She also acknowledged that requiring a prescription would effect a lot of people who need cold medicine, but said it depends on the category of control placed on PSE. A controlled drug would require a doctor’s prescription once every six months, a legend drug only once a year, and a Class 2 drug – such as Dilaudid or Oxycontin – requires a prescription every time.
Kubacki said she sympathizes with people who would need a prescription to treat their cold, but that it must be weighed against the damage meth causes, the costs to fight it and the reputation a plagued area develops.
“I am very, very sympathetic to those who would need a prescription, but the bigger picture is how meth is destroying communities and families and ruining the lives of little kids,” she said. “We’re trying to get people into the state and create jobs, but who wants to bring a family here?”

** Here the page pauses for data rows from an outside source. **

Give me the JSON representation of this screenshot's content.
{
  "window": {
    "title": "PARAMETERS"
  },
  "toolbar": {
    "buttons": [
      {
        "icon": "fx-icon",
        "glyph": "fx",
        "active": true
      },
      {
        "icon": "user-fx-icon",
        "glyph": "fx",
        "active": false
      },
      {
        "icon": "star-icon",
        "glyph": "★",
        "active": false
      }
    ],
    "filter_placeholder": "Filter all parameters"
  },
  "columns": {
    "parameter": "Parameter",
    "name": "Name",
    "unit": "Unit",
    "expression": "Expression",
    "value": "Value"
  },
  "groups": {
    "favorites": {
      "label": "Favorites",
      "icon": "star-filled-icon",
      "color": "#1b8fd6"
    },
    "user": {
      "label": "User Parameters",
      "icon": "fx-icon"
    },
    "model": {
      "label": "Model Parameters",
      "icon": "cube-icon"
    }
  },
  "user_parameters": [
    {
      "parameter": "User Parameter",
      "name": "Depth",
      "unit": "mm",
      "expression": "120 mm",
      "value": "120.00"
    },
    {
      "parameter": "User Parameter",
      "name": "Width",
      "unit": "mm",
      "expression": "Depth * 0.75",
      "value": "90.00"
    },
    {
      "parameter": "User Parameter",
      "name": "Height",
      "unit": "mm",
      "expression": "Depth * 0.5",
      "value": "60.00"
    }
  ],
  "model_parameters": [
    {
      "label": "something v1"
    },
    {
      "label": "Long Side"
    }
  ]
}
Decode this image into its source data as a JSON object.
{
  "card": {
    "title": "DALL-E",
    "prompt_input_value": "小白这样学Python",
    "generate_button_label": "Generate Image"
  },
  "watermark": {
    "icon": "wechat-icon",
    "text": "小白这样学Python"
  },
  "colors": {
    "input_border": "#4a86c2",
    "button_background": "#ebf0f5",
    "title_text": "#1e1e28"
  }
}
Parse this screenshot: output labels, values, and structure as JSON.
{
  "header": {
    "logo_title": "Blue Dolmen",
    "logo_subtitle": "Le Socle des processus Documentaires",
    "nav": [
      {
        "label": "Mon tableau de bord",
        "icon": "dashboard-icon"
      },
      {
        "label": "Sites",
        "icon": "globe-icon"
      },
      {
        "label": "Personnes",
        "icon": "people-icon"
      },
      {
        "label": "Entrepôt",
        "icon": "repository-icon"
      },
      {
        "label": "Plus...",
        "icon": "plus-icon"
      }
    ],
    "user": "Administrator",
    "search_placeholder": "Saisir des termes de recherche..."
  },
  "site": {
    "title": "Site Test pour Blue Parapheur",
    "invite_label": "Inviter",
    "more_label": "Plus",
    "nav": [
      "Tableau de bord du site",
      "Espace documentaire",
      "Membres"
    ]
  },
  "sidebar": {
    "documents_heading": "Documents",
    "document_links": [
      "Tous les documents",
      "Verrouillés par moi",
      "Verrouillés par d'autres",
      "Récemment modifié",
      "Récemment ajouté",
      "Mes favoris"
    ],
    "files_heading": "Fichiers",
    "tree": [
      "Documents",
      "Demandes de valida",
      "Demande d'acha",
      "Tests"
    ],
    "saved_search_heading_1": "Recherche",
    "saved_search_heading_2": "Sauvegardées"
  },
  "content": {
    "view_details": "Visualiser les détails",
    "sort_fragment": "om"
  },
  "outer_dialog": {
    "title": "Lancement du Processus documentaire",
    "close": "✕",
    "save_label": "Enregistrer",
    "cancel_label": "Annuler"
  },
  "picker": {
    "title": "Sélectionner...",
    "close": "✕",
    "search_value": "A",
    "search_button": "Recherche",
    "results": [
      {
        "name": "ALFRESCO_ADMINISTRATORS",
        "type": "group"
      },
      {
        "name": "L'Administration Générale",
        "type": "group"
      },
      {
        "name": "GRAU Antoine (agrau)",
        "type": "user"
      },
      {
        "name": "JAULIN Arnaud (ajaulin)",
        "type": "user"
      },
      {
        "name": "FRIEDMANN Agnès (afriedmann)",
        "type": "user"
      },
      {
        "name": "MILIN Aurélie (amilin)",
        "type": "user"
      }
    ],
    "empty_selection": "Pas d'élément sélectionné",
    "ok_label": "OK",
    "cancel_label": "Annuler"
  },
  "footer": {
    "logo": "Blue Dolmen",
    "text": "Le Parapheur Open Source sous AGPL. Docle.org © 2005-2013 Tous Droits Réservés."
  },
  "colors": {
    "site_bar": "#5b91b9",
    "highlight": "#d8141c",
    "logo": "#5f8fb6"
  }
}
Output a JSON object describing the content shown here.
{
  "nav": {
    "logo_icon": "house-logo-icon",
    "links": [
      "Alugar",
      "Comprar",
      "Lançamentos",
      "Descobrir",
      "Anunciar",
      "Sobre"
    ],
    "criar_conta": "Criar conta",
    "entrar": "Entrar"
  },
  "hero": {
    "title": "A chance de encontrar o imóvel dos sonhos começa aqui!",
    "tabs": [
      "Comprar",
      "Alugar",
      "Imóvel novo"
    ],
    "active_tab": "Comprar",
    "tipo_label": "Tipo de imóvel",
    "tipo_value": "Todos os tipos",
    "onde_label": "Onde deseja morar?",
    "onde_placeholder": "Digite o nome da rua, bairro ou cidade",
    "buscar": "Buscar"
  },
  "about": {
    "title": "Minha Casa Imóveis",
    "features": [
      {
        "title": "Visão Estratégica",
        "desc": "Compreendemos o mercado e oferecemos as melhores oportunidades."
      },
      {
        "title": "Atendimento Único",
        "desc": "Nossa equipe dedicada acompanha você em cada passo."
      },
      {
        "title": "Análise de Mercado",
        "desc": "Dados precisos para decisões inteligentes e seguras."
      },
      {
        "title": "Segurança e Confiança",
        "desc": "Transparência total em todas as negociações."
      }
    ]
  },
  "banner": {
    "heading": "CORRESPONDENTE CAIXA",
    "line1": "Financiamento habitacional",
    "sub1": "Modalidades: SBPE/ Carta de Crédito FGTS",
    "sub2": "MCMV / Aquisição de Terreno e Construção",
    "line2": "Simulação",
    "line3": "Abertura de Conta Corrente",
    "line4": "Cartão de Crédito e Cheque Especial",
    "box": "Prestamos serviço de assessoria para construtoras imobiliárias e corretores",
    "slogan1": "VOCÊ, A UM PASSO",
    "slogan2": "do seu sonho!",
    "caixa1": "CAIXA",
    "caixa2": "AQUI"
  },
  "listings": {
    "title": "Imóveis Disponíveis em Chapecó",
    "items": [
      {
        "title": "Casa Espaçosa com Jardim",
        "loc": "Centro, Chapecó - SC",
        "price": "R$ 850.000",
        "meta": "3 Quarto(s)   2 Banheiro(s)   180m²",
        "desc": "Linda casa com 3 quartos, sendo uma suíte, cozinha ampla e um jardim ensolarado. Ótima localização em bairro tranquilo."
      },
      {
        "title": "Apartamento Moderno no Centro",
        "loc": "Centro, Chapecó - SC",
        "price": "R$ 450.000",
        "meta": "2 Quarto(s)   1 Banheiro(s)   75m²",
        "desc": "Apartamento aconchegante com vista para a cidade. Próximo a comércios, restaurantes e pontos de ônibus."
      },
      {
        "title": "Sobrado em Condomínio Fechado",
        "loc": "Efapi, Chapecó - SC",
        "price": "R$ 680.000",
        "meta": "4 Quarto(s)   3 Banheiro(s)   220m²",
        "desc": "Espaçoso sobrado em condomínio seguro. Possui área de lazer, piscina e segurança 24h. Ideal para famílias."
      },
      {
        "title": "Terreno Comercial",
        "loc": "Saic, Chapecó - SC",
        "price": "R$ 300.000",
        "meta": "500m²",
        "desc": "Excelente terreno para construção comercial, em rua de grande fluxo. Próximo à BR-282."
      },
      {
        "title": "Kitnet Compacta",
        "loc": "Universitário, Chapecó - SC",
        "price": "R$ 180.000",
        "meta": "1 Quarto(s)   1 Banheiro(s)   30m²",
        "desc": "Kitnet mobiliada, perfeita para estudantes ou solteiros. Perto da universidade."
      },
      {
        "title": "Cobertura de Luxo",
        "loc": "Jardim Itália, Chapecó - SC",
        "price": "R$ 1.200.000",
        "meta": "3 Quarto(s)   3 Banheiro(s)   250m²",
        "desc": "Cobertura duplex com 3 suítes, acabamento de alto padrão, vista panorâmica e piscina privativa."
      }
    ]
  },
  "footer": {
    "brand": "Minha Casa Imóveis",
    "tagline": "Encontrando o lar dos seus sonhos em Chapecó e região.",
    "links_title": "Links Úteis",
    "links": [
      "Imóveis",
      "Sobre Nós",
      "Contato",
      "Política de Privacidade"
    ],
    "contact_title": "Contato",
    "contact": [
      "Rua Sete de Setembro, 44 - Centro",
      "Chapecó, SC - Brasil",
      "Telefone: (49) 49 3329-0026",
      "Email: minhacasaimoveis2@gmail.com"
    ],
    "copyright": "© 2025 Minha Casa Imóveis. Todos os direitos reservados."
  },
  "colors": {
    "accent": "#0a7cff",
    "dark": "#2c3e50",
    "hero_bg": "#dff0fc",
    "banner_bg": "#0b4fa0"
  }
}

Kubacki said she got a reminder of those costs when a portable meth lab exploded in a car in Syracuse in November 2010. It was parked near an elementary school, and the explosion that engulfed the car in flames and injured three occupants occurred shortly before the school let out.
“If that had happened half an hour later, it could have been a tragedy. Nothing will change until a tragedy happens and people ask, ‘Why didn’t you stop this?’” she said. “That’s exactly what I’ve been fighting year in and year out. More legislators were on board the last time, but they took the weakest stand – nobody has the guts.”